EXERCISE DESCRIPTION>
In the records below, find the line containing "Extract the structured", then print it and every following line exactly, through the last, without pictures.

INFORMATION>
━━━
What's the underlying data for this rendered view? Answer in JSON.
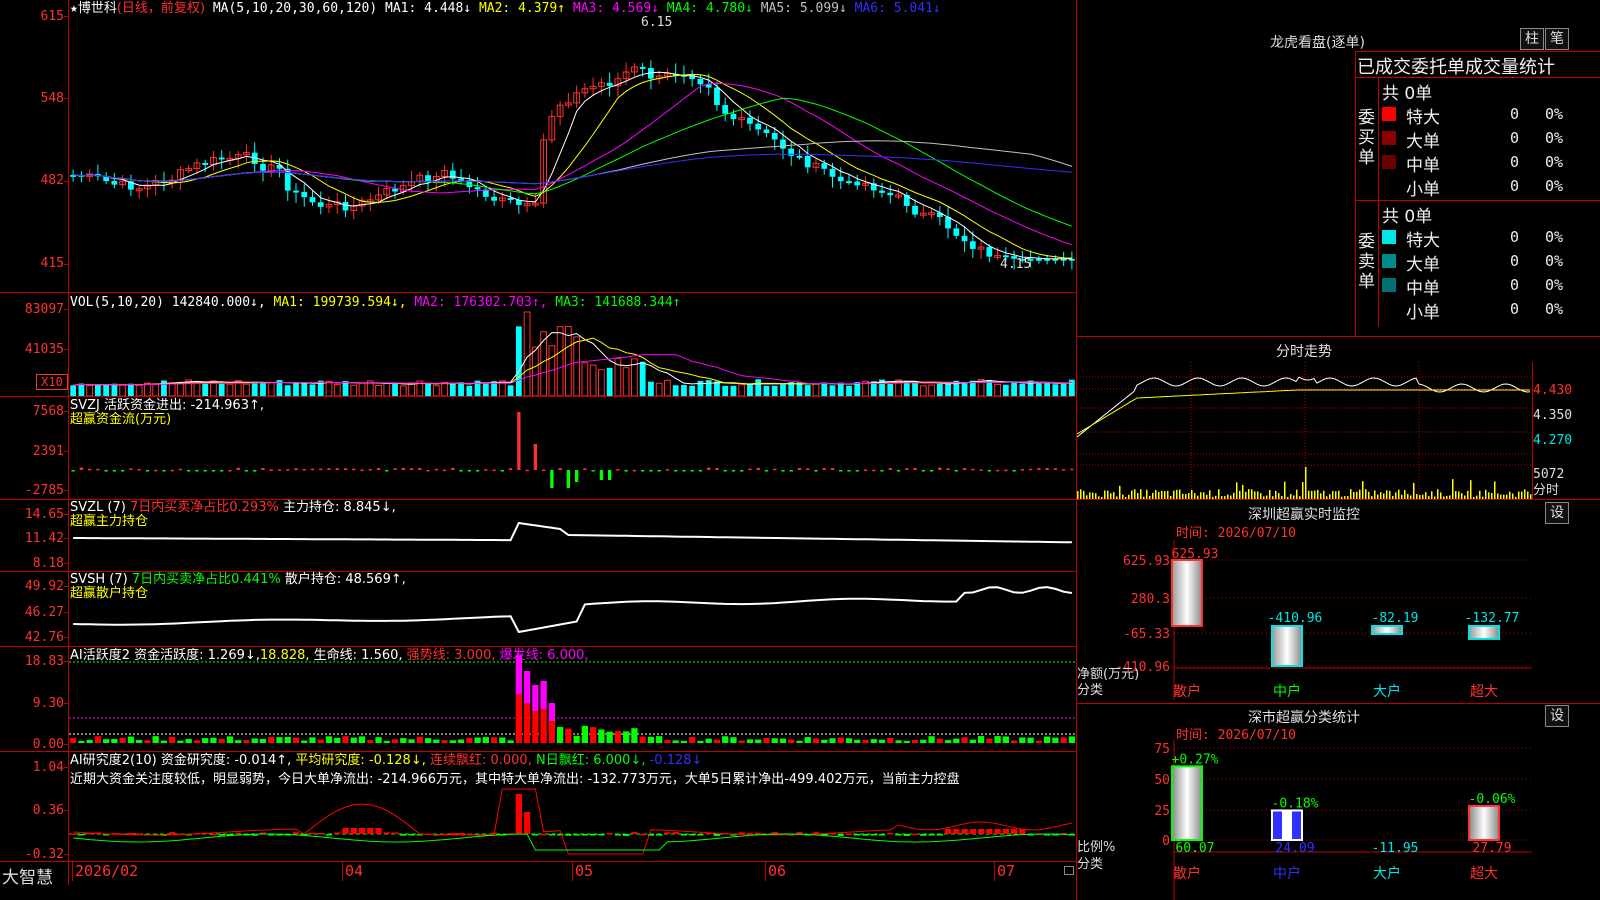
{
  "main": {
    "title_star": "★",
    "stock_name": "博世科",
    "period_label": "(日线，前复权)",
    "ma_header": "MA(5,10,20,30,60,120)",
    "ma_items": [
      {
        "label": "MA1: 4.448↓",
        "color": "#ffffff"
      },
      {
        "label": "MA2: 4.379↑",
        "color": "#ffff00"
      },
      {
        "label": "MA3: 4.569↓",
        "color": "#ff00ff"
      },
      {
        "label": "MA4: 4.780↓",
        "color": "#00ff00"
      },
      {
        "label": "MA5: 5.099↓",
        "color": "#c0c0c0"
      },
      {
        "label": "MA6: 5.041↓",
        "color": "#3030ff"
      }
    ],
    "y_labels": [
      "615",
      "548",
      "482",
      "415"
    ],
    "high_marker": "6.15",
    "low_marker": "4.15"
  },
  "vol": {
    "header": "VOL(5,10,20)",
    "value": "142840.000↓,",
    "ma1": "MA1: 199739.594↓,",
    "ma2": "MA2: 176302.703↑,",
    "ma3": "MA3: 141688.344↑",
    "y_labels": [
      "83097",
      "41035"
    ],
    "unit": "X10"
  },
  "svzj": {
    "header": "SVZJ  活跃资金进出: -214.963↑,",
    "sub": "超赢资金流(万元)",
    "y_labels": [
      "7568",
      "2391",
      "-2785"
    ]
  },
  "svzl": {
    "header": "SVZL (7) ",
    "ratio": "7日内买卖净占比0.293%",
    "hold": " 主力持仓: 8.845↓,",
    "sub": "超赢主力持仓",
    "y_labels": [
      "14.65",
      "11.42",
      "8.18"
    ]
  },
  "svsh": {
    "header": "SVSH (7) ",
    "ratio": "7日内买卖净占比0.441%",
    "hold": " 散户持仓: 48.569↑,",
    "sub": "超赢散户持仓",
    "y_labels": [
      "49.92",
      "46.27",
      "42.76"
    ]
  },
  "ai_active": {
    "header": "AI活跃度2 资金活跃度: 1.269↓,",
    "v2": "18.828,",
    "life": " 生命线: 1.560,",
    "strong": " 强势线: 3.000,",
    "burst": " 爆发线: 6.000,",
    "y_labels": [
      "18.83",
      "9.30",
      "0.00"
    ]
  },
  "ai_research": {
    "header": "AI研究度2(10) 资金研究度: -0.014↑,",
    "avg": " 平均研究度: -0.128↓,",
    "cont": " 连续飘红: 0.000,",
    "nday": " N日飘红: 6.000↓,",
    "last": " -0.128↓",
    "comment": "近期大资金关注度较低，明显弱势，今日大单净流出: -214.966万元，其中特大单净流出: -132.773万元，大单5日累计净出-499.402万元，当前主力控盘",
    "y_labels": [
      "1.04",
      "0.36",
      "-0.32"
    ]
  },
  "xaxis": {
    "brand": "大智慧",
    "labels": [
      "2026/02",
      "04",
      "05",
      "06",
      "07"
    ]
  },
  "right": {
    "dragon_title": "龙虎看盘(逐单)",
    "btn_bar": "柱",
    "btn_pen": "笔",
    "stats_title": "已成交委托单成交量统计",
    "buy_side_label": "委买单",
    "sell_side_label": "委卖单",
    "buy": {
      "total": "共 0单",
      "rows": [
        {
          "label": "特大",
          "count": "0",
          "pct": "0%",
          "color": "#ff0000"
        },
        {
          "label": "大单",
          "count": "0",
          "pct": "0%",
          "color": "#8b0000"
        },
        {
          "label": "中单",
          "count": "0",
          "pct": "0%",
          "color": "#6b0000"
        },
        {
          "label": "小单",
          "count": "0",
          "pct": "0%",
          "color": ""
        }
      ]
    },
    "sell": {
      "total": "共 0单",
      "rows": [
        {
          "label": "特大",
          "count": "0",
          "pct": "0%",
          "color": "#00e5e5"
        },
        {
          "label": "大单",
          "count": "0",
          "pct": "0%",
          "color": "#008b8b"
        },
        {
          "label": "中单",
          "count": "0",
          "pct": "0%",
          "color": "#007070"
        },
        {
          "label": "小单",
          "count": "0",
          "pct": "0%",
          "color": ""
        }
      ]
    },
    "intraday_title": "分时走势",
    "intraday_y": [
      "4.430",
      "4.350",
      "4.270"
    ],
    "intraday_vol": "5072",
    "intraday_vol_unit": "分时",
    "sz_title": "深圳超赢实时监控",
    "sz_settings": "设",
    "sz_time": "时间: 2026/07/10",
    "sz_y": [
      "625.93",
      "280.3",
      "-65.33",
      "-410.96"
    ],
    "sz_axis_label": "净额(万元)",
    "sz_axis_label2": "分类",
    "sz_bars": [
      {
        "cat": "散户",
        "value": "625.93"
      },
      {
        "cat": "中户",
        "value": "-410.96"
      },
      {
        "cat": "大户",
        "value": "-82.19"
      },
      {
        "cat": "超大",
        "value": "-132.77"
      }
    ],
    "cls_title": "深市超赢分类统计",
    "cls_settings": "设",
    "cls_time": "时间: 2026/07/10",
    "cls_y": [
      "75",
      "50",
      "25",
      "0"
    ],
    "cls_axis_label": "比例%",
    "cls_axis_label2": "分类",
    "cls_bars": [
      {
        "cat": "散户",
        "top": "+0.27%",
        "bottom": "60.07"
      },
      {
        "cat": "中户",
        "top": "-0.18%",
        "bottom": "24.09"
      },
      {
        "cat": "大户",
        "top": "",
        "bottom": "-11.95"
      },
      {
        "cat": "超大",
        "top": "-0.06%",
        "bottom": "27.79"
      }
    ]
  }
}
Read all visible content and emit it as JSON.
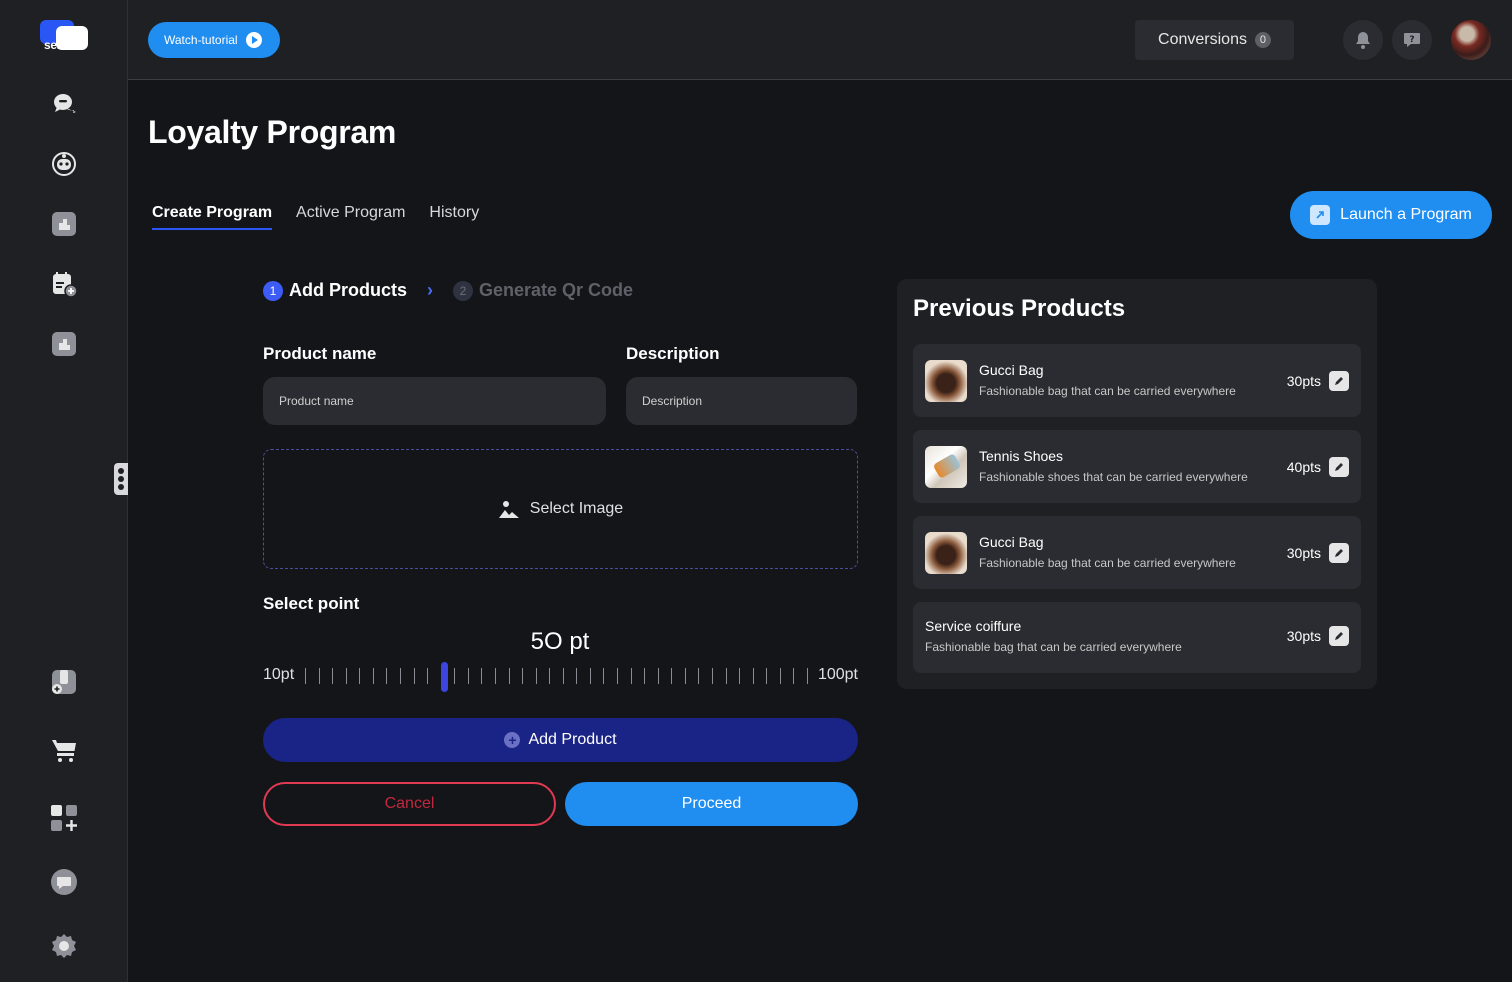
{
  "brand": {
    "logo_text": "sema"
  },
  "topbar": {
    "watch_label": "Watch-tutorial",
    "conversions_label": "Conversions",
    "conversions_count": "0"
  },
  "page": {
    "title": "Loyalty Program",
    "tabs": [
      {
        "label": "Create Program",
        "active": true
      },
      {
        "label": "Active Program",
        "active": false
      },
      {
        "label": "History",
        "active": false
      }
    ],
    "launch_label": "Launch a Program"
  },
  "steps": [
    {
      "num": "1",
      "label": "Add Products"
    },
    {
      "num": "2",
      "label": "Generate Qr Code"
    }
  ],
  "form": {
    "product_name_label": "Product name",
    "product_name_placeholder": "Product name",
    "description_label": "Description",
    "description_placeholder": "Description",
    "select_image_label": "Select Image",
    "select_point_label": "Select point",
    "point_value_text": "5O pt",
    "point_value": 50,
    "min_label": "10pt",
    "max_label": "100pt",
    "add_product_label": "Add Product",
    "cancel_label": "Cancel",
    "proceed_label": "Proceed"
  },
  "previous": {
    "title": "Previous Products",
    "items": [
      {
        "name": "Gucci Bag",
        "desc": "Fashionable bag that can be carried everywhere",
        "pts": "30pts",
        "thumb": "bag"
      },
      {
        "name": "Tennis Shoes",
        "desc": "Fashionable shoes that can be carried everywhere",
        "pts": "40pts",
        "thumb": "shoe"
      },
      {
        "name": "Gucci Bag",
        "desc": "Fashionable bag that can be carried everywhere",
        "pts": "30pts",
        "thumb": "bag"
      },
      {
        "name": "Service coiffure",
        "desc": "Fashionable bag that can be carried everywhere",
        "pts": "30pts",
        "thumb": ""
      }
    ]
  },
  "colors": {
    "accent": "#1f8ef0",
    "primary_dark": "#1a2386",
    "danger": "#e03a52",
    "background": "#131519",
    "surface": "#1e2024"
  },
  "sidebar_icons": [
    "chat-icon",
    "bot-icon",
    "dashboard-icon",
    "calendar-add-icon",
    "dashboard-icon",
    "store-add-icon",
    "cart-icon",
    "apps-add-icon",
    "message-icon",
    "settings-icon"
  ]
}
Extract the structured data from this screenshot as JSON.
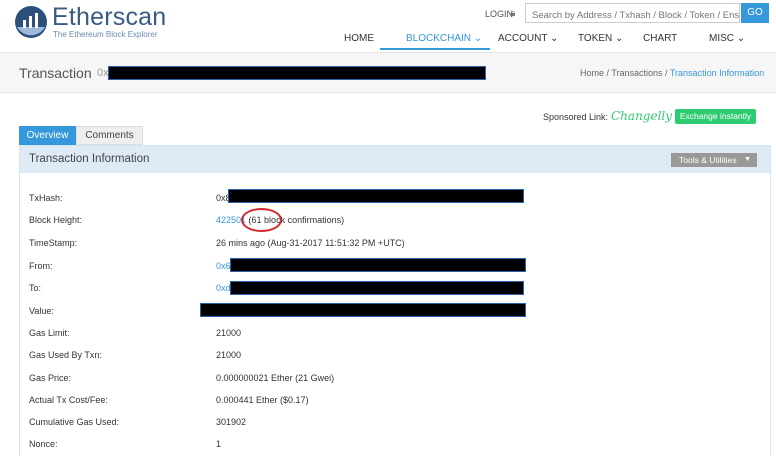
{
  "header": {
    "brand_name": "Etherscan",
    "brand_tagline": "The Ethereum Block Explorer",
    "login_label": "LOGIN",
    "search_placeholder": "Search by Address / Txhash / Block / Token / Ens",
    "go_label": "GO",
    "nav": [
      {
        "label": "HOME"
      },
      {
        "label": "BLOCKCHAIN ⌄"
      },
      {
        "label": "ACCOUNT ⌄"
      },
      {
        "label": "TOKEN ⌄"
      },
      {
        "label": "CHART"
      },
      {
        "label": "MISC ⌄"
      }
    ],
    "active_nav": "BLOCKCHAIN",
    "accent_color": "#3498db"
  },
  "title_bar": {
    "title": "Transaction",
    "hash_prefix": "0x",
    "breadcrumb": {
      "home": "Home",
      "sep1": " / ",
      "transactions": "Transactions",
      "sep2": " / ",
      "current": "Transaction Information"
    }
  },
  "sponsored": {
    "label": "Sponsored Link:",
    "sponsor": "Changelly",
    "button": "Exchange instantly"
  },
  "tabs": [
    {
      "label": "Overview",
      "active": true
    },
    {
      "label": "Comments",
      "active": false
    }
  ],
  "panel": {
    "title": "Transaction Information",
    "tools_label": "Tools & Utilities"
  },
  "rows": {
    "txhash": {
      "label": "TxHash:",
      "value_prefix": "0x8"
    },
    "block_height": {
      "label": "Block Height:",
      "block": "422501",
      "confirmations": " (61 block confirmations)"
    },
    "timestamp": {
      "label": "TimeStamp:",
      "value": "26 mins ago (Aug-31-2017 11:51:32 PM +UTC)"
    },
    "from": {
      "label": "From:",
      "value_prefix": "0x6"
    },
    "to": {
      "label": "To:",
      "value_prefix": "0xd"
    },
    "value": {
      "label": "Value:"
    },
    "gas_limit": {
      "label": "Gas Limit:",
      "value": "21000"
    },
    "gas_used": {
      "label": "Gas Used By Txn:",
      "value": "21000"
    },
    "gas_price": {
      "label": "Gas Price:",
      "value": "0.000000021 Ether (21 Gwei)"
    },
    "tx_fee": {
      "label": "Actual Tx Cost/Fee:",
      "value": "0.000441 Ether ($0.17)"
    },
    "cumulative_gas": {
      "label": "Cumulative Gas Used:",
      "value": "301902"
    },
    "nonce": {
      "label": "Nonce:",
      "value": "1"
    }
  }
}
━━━
EXERCISE OUTPUT>
Extract the structured data from this screenshot as JSON.
{
  "header": {
    "brand_name": "Etherscan",
    "brand_tagline": "The Ethereum Block Explorer",
    "login_label": "LOGIN",
    "search_placeholder": "Search by Address / Txhash / Block / Token / Ens",
    "go_label": "GO",
    "nav": [
      {
        "label": "HOME"
      },
      {
        "label": "BLOCKCHAIN ⌄"
      },
      {
        "label": "ACCOUNT ⌄"
      },
      {
        "label": "TOKEN ⌄"
      },
      {
        "label": "CHART"
      },
      {
        "label": "MISC ⌄"
      }
    ],
    "active_nav": "BLOCKCHAIN",
    "accent_color": "#3498db"
  },
  "title_bar": {
    "title": "Transaction",
    "hash_prefix": "0x",
    "breadcrumb": {
      "home": "Home",
      "sep1": " / ",
      "transactions": "Transactions",
      "sep2": " / ",
      "current": "Transaction Information"
    }
  },
  "sponsored": {
    "label": "Sponsored Link:",
    "sponsor": "Changelly",
    "button": "Exchange instantly"
  },
  "tabs": [
    {
      "label": "Overview",
      "active": true
    },
    {
      "label": "Comments",
      "active": false
    }
  ],
  "panel": {
    "title": "Transaction Information",
    "tools_label": "Tools & Utilities"
  },
  "rows": {
    "txhash": {
      "label": "TxHash:",
      "value_prefix": "0x8"
    },
    "block_height": {
      "label": "Block Height:",
      "block": "422501",
      "confirmations": " (61 block confirmations)"
    },
    "timestamp": {
      "label": "TimeStamp:",
      "value": "26 mins ago (Aug-31-2017 11:51:32 PM +UTC)"
    },
    "from": {
      "label": "From:",
      "value_prefix": "0x6"
    },
    "to": {
      "label": "To:",
      "value_prefix": "0xd"
    },
    "value": {
      "label": "Value:"
    },
    "gas_limit": {
      "label": "Gas Limit:",
      "value": "21000"
    },
    "gas_used": {
      "label": "Gas Used By Txn:",
      "value": "21000"
    },
    "gas_price": {
      "label": "Gas Price:",
      "value": "0.000000021 Ether (21 Gwei)"
    },
    "tx_fee": {
      "label": "Actual Tx Cost/Fee:",
      "value": "0.000441 Ether ($0.17)"
    },
    "cumulative_gas": {
      "label": "Cumulative Gas Used:",
      "value": "301902"
    },
    "nonce": {
      "label": "Nonce:",
      "value": "1"
    }
  }
}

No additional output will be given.